This bubble has a radius of 500 light years.
It is the result of at least 15 supernovae that have exploded since 14 million years ago.
Astronomers from the Harvard-Smithsonian Center for Astrophysics (CfA) and the Space Telescope Science Institute (STScI) have pieced together the evolutionary history of our galactic neighborhood.
Show how a chain of events that began 14 million years led to the creation of a vast bubble that is responsible for the formation of all the stars nearby young, as published in the journal ‘ Nature ‘.
“For the first time we can explain how nearby stars began to form ,” says astronomer and data visualization expert Catherine Zucker, who did the work as a fellow at the CfA.
The article’s central figure, a 3D space-time animation, reveals that all young stars and star-forming regions – within 500 light-years of Earth – lie on the surface of a giant bubble known as the Local Bubble . Although astronomers have known of its existence for decades, scientists can now see and understand its beginnings and its impact on the surrounding gas.
Supernovae that exploded 14 million years ago
Thanks to a set of new data and data science techniques, the space-time animation shows how a series of supernovae that first exploded 14 million years ago pushed interstellar gas outward, creating a structure in the shape of bubble with a surface ripe for star formation.
Currently, seven known star-forming regions or molecular clouds – dense regions in space where stars can form – sit on the bubble’s surface .
“We’ve calculated that about 15 supernovae have erupted over millions of years to form the Local Bubble we see today,” says Zucker, now a NASA Hubble Fellow at STScI .
The oddly shaped bubble is not dormant and continues to grow slowly, the astronomers note. “It’s moving at about 6 kilometers per second,” explains Zucker. “However, it has lost most of its oomph and has leveled off in terms of speed.”
The bubble’s rate of expansion , as well as the past and present trajectories of young stars forming on its surface, were deduced using data obtained by Gaia, a space observatory launched by the European Space Agency.
“This is an incredible detective story, driven by both data and theory,” says Harvard professor and astronomer at the Alyssa Goodman Center for Astrophysics, co-author of the study and founder of glue, the data visualization software that allowed the discovery.
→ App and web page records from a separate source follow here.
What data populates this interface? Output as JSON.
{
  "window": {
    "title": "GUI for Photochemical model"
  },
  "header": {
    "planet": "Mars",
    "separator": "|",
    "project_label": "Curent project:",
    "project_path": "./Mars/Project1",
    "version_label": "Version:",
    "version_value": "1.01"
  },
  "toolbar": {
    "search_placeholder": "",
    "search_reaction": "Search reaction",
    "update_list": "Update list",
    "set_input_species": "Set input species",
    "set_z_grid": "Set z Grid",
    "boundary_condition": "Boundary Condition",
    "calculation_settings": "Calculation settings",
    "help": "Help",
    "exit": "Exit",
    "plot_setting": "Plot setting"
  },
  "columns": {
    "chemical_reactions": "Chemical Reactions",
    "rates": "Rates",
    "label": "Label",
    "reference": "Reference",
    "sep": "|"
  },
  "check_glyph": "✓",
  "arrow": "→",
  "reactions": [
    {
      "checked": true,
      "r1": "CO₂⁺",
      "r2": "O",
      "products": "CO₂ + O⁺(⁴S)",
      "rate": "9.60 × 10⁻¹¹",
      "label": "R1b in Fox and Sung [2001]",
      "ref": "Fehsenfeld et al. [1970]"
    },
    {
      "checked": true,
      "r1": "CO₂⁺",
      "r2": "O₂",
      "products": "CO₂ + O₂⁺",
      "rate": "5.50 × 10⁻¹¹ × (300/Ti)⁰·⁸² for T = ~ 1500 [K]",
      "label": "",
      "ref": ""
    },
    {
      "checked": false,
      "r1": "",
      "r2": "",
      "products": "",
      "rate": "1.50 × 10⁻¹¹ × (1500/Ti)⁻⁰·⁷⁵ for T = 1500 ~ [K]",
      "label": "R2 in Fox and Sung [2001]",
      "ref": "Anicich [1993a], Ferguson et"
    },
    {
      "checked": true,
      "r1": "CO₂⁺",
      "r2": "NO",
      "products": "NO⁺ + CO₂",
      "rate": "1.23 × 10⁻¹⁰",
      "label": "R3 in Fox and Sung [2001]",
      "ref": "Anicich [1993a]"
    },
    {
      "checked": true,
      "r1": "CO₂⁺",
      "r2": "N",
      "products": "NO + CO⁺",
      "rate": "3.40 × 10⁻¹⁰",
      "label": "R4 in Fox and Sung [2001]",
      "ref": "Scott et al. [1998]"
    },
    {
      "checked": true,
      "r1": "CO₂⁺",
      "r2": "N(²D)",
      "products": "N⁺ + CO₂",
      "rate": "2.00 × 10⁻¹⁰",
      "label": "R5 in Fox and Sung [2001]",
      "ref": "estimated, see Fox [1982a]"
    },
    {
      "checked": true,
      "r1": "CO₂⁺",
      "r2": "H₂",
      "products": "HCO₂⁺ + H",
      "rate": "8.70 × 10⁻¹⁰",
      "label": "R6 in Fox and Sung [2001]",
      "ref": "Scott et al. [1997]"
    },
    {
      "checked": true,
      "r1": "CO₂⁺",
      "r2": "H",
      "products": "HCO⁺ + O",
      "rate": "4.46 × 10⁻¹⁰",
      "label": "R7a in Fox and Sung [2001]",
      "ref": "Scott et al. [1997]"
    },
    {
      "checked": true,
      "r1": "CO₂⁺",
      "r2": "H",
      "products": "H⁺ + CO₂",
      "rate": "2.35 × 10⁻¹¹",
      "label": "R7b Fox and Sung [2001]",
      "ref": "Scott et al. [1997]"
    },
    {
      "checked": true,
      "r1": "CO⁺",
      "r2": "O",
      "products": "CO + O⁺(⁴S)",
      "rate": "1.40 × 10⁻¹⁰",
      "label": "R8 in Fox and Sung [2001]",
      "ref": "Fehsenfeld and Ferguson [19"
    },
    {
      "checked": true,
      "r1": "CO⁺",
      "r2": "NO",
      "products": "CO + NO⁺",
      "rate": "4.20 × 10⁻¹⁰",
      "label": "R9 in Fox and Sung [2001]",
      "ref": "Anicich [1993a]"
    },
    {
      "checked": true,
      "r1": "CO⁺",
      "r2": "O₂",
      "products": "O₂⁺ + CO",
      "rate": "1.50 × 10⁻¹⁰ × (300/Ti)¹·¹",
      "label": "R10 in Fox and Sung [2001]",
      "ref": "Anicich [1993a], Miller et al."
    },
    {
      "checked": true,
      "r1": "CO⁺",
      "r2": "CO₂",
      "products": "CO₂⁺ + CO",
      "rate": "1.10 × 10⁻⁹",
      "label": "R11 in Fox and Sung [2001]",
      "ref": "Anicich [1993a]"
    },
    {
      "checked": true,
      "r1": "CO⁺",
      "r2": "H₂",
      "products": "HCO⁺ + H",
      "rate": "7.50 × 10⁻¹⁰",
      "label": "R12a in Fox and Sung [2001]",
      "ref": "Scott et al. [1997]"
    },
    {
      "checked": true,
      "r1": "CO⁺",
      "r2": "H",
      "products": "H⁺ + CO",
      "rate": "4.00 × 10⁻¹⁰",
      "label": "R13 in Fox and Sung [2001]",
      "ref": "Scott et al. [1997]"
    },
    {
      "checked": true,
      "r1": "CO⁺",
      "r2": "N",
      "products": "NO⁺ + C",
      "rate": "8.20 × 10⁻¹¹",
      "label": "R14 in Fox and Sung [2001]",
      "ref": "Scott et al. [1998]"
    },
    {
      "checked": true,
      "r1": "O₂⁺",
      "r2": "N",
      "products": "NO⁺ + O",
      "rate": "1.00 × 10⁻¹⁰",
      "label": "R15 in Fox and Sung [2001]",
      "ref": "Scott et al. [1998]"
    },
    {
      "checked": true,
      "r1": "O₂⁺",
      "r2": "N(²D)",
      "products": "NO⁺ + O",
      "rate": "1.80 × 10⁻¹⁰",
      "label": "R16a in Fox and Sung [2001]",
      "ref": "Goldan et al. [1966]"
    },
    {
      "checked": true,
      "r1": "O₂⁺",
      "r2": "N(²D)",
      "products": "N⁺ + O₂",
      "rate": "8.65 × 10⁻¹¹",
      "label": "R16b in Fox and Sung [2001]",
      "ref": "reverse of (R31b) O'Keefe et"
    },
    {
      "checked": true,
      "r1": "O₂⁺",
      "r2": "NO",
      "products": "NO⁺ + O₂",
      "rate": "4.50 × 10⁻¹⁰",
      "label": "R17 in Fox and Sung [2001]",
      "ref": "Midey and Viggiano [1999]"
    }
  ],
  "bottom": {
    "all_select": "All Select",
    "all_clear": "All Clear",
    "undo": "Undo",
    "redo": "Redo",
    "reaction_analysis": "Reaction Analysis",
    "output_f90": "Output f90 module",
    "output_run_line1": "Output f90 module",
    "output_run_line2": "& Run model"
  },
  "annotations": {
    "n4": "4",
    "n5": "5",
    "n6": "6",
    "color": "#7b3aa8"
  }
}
“We can reconstruct the history of star formation around us using a wide variety of independent clues: models of supernovae, stellar motions, and exquisite new 3D maps of the material surrounding the Local Bubble ,” he continues.
“When the first supernovae that created the Local Bubble erupted , our Sun was a long way from the action,” adds co-author João Alves, a professor at the University of Vienna (Austria). “But about five million years ago, the Sun’s path through the galaxy took it right inside the bubble, and now the Sun is – luckily – almost right in the center of the bubble.”
Today, when humans observe space from close to the Sun, they have a front row seat to the star formation process that occurs around the surface of the bubble.
Astronomers first proposed that superbubbles were ubiquitous in the Milky Way almost 50 years ago . “Now we have proof, and what are the chances that we’re right in the middle of one of these things?” Goodman wonders. Statistically, it is very unlikely that the Sun is centered on a giant bubble if such bubbles are rare in our Milky Way, he explains.
Goodman compares the discovery to a Milky Way galaxy that resembles Swiss cheese with lots of holes, where the holes in the cheese are blown out by supernovae, and new stars in the cheese can form around the holes created by dying stars .
Next, the team, which includes co-author and Harvard doctoral student Michael Foley, plans to map more interstellar bubbles to get a full 3D view of their locations, shapes, and sizes. Mapping the bubbles and their relationship to one another will allow astronomers to understand the role that dying stars play in the birth of new ones and in the structure and evolution of galaxies like the Milky Way.